Last May Mozilla’s Product Manager for Developer Tools, Kevin Dangoor, blogged:
At this stage, Firefox needs to ship with a strong baseline set of tools for web developers. Firebug is a standalone project with a lot of history behind it and big plans for the future. We want to be able to build new tools that head in some new directions while allowing the Firebug project to continue to explore their ideas. Our goal is to help the whole developer tools ecosystem. We want to make it easier for people to hack on the built-in devtools, on Firebug and on entirely new experiments, too.
Mozilla have recently released a road map and feature list for the Developer Tools which shows where they intend to take this new toolset in the coming months. If you’ve not yet had time to get acquainted with the new tools, we’ll take a look at what’s currently included; what’s coming soon to the browser and what differentiates Firefox’s developer tools from the other tools available. After all, these tools have the potential to become a web developers new best friend.
My entry in to the competition is a jetpack style game. As the theme of this years js1k competition was ‘love’, the game is called “Cupid’s Heart Collection” and revolves around the user playing as Cupid who has to fly through his love cavern collecting hearts and avoiding spikes. As you venture further in to the cave, things speed up. Your final score is based on Distance * Number of Hearts collected.
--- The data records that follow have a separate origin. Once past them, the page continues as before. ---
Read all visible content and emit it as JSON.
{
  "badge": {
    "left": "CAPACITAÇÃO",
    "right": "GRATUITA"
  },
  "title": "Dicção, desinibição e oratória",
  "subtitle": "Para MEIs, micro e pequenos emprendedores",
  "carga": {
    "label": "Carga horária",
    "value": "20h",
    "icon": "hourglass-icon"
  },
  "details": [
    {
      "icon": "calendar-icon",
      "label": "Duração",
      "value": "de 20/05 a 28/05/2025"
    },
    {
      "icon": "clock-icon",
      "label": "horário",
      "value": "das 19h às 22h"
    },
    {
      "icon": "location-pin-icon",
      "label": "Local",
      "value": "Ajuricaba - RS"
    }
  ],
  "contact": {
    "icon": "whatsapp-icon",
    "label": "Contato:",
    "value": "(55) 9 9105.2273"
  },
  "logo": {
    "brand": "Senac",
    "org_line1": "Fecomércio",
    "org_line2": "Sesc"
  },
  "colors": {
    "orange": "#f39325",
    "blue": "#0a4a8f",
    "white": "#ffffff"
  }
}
Whilst we’ve been busy supporting older versions of Internet Explorer, a few new CSS features for backgrounds have sprung out of the woodwork and in to our browsers.
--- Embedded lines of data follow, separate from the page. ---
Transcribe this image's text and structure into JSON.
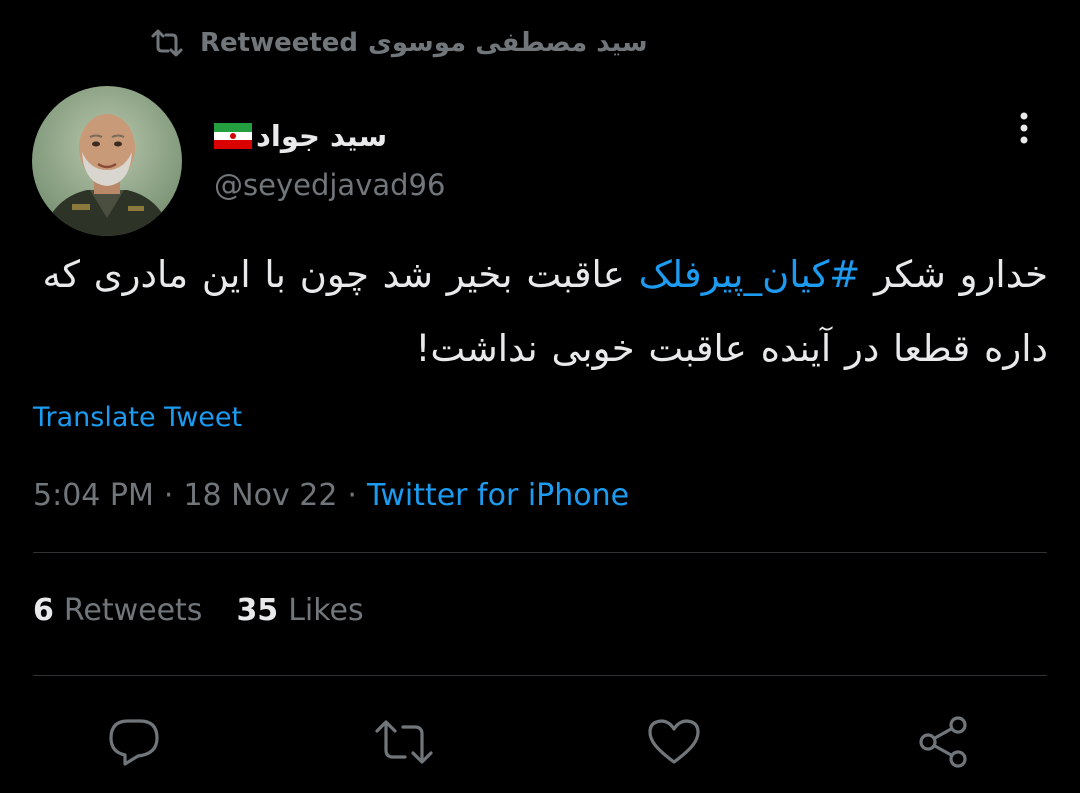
{
  "retweet_header": {
    "label": "Retweeted",
    "retweeter_name": "سید مصطفی موسوی",
    "icon": "retweet-icon"
  },
  "author": {
    "display_name": "سید جواد",
    "flag": "iran-flag-icon",
    "handle": "@seyedjavad96",
    "avatar": "avatar"
  },
  "tweet": {
    "text_part1": "خدارو شکر ",
    "hashtag": "#کیان_پیرفلک",
    "text_part2": " عاقبت بخیر شد چون با این مادری که داره قطعا در آینده عاقبت خوبی نداشت!"
  },
  "translate_label": "Translate Tweet",
  "meta": {
    "time": "5:04 PM",
    "sep1": "·",
    "date": "18 Nov 22",
    "sep2": "·",
    "source": "Twitter for iPhone"
  },
  "stats": {
    "retweets_count": "6",
    "retweets_label": "Retweets",
    "likes_count": "35",
    "likes_label": "Likes"
  },
  "actions": [
    "reply-icon",
    "retweet-icon",
    "like-icon",
    "share-icon"
  ],
  "colors": {
    "background": "#000000",
    "primary_text": "#e7e9ea",
    "secondary_text": "#71767b",
    "link": "#1d9bf0",
    "divider": "#2f3336"
  }
}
These features have been hiding behind their more popular gradient background color cousins; but are worth making a note of, especially if you’re creating sites for mobile phones and recent browsers; and the best news is that they are completely prefix-free!
Let’s take a look at what these properties are, what they do and afterwards we’ll have some fun with animating backgrounds. Yay!
I wanted to write up my notes on the jQuery UK Conference as I had an amazing time. Apologies to anybody who follows me on Twitter who didn’t want to know about the conference, you were probably spammed a bit. But shame on you for not wanting to know!! This isn’t a concise write-up of everything that happened, but is more what I took from the conference (what I learnt/found relevant to me .etc)
Yesterday I travelled to Oxford to attend the jQuery UK conference, which the team at White October carefully crafted together. The snow threatened to stop me, but thankfully calmed down by the morning. So a quick hop, skip and jump on to a train and coach; and I found myself in Oxford at the Saïd Business School.
After discovering I was pretty much the only person who hadn’t won a Blackberry Playbook, the White October team kicked off the conference by introducing themselves and their keynote speaker Ralph Whitbeck.